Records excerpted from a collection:
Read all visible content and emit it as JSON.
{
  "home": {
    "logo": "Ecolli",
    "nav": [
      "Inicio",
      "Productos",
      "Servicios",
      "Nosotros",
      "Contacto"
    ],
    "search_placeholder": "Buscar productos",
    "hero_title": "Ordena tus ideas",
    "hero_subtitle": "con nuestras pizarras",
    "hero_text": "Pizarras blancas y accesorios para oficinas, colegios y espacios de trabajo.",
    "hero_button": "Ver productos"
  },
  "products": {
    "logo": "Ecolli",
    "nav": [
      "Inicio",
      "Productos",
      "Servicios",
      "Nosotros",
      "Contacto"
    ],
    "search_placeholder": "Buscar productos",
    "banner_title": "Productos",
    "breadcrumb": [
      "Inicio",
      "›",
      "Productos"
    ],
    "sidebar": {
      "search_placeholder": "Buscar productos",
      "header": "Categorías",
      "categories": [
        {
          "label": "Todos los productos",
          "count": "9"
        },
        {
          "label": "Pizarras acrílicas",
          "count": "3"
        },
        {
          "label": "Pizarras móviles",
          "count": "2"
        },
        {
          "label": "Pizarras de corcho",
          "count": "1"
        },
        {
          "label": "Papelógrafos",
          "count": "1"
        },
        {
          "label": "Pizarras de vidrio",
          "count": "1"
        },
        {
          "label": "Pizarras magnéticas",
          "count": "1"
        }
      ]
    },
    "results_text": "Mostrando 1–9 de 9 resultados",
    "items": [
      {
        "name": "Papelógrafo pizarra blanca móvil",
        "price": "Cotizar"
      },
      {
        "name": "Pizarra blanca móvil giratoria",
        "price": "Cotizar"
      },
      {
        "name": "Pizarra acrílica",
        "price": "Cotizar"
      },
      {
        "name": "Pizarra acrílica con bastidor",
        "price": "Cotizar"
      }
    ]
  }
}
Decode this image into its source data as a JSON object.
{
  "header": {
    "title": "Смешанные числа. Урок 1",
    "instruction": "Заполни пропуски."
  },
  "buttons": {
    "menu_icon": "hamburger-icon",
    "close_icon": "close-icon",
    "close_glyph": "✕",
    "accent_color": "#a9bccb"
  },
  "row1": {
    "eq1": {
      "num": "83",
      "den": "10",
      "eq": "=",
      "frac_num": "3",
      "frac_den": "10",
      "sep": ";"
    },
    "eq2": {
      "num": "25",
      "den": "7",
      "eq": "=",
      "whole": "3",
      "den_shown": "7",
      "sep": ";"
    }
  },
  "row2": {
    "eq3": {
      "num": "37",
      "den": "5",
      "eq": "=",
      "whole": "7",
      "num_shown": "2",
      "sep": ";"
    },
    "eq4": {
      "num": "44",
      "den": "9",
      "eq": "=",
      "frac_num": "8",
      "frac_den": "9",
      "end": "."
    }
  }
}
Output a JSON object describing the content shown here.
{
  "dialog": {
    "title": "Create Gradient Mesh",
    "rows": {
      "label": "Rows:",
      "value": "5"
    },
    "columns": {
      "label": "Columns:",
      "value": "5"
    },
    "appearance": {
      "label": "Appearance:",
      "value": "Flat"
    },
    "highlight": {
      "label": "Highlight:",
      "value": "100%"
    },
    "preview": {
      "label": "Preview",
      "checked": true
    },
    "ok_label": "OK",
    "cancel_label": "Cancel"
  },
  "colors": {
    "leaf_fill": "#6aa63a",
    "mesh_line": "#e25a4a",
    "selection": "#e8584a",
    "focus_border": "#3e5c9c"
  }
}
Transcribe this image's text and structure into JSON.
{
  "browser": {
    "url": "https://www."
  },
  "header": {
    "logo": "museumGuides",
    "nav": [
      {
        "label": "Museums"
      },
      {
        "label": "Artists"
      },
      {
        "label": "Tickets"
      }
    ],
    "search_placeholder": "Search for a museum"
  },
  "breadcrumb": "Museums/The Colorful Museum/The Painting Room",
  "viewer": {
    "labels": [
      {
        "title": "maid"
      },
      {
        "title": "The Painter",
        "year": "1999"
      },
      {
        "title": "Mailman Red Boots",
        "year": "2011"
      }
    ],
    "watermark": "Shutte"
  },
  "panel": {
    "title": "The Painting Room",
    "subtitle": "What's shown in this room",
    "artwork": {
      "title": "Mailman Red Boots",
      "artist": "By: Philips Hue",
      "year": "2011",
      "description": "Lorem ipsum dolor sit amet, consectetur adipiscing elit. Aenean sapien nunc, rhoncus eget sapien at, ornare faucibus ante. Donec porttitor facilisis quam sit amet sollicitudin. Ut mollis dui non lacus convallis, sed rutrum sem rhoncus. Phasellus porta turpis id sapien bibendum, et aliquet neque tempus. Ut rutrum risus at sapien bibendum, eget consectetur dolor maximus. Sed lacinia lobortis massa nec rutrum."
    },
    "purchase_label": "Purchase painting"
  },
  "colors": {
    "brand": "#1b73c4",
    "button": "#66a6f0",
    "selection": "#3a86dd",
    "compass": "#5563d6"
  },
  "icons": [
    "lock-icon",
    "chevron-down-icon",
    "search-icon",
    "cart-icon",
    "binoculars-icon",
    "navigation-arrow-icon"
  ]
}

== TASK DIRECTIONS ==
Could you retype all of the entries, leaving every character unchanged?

== EXPECTED ANSWER ==
Read all visible content and emit it as JSON.
{
  "home": {
    "logo": "Ecolli",
    "nav": [
      "Inicio",
      "Productos",
      "Servicios",
      "Nosotros",
      "Contacto"
    ],
    "search_placeholder": "Buscar productos",
    "hero_title": "Ordena tus ideas",
    "hero_subtitle": "con nuestras pizarras",
    "hero_text": "Pizarras blancas y accesorios para oficinas, colegios y espacios de trabajo.",
    "hero_button": "Ver productos"
  },
  "products": {
    "logo": "Ecolli",
    "nav": [
      "Inicio",
      "Productos",
      "Servicios",
      "Nosotros",
      "Contacto"
    ],
    "search_placeholder": "Buscar productos",
    "banner_title": "Productos",
    "breadcrumb": [
      "Inicio",
      "›",
      "Productos"
    ],
    "sidebar": {
      "search_placeholder": "Buscar productos",
      "header": "Categorías",
      "categories": [
        {
          "label": "Todos los productos",
          "count": "9"
        },
        {
          "label": "Pizarras acrílicas",
          "count": "3"
        },
        {
          "label": "Pizarras móviles",
          "count": "2"
        },
        {
          "label": "Pizarras de corcho",
          "count": "1"
        },
        {
          "label": "Papelógrafos",
          "count": "1"
        },
        {
          "label": "Pizarras de vidrio",
          "count": "1"
        },
        {
          "label": "Pizarras magnéticas",
          "count": "1"
        }
      ]
    },
    "results_text": "Mostrando 1–9 de 9 resultados",
    "items": [
      {
        "name": "Papelógrafo pizarra blanca móvil",
        "price": "Cotizar"
      },
      {
        "name": "Pizarra blanca móvil giratoria",
        "price": "Cotizar"
      },
      {
        "name": "Pizarra acrílica",
        "price": "Cotizar"
      },
      {
        "name": "Pizarra acrílica con bastidor",
        "price": "Cotizar"
      }
    ]
  }
}
Decode this image into its source data as a JSON object.
{
  "header": {
    "title": "Смешанные числа. Урок 1",
    "instruction": "Заполни пропуски."
  },
  "buttons": {
    "menu_icon": "hamburger-icon",
    "close_icon": "close-icon",
    "close_glyph": "✕",
    "accent_color": "#a9bccb"
  },
  "row1": {
    "eq1": {
      "num": "83",
      "den": "10",
      "eq": "=",
      "frac_num": "3",
      "frac_den": "10",
      "sep": ";"
    },
    "eq2": {
      "num": "25",
      "den": "7",
      "eq": "=",
      "whole": "3",
      "den_shown": "7",
      "sep": ";"
    }
  },
  "row2": {
    "eq3": {
      "num": "37",
      "den": "5",
      "eq": "=",
      "whole": "7",
      "num_shown": "2",
      "sep": ";"
    },
    "eq4": {
      "num": "44",
      "den": "9",
      "eq": "=",
      "frac_num": "8",
      "frac_den": "9",
      "end": "."
    }
  }
}
Output a JSON object describing the content shown here.
{
  "dialog": {
    "title": "Create Gradient Mesh",
    "rows": {
      "label": "Rows:",
      "value": "5"
    },
    "columns": {
      "label": "Columns:",
      "value": "5"
    },
    "appearance": {
      "label": "Appearance:",
      "value": "Flat"
    },
    "highlight": {
      "label": "Highlight:",
      "value": "100%"
    },
    "preview": {
      "label": "Preview",
      "checked": true
    },
    "ok_label": "OK",
    "cancel_label": "Cancel"
  },
  "colors": {
    "leaf_fill": "#6aa63a",
    "mesh_line": "#e25a4a",
    "selection": "#e8584a",
    "focus_border": "#3e5c9c"
  }
}
Transcribe this image's text and structure into JSON.
{
  "browser": {
    "url": "https://www."
  },
  "header": {
    "logo": "museumGuides",
    "nav": [
      {
        "label": "Museums"
      },
      {
        "label": "Artists"
      },
      {
        "label": "Tickets"
      }
    ],
    "search_placeholder": "Search for a museum"
  },
  "breadcrumb": "Museums/The Colorful Museum/The Painting Room",
  "viewer": {
    "labels": [
      {
        "title": "maid"
      },
      {
        "title": "The Painter",
        "year": "1999"
      },
      {
        "title": "Mailman Red Boots",
        "year": "2011"
      }
    ],
    "watermark": "Shutte"
  },
  "panel": {
    "title": "The Painting Room",
    "subtitle": "What's shown in this room",
    "artwork": {
      "title": "Mailman Red Boots",
      "artist": "By: Philips Hue",
      "year": "2011",
      "description": "Lorem ipsum dolor sit amet, consectetur adipiscing elit. Aenean sapien nunc, rhoncus eget sapien at, ornare faucibus ante. Donec porttitor facilisis quam sit amet sollicitudin. Ut mollis dui non lacus convallis, sed rutrum sem rhoncus. Phasellus porta turpis id sapien bibendum, et aliquet neque tempus. Ut rutrum risus at sapien bibendum, eget consectetur dolor maximus. Sed lacinia lobortis massa nec rutrum."
    },
    "purchase_label": "Purchase painting"
  },
  "colors": {
    "brand": "#1b73c4",
    "button": "#66a6f0",
    "selection": "#3a86dd",
    "compass": "#5563d6"
  },
  "icons": [
    "lock-icon",
    "chevron-down-icon",
    "search-icon",
    "cart-icon",
    "binoculars-icon",
    "navigation-arrow-icon"
  ]
}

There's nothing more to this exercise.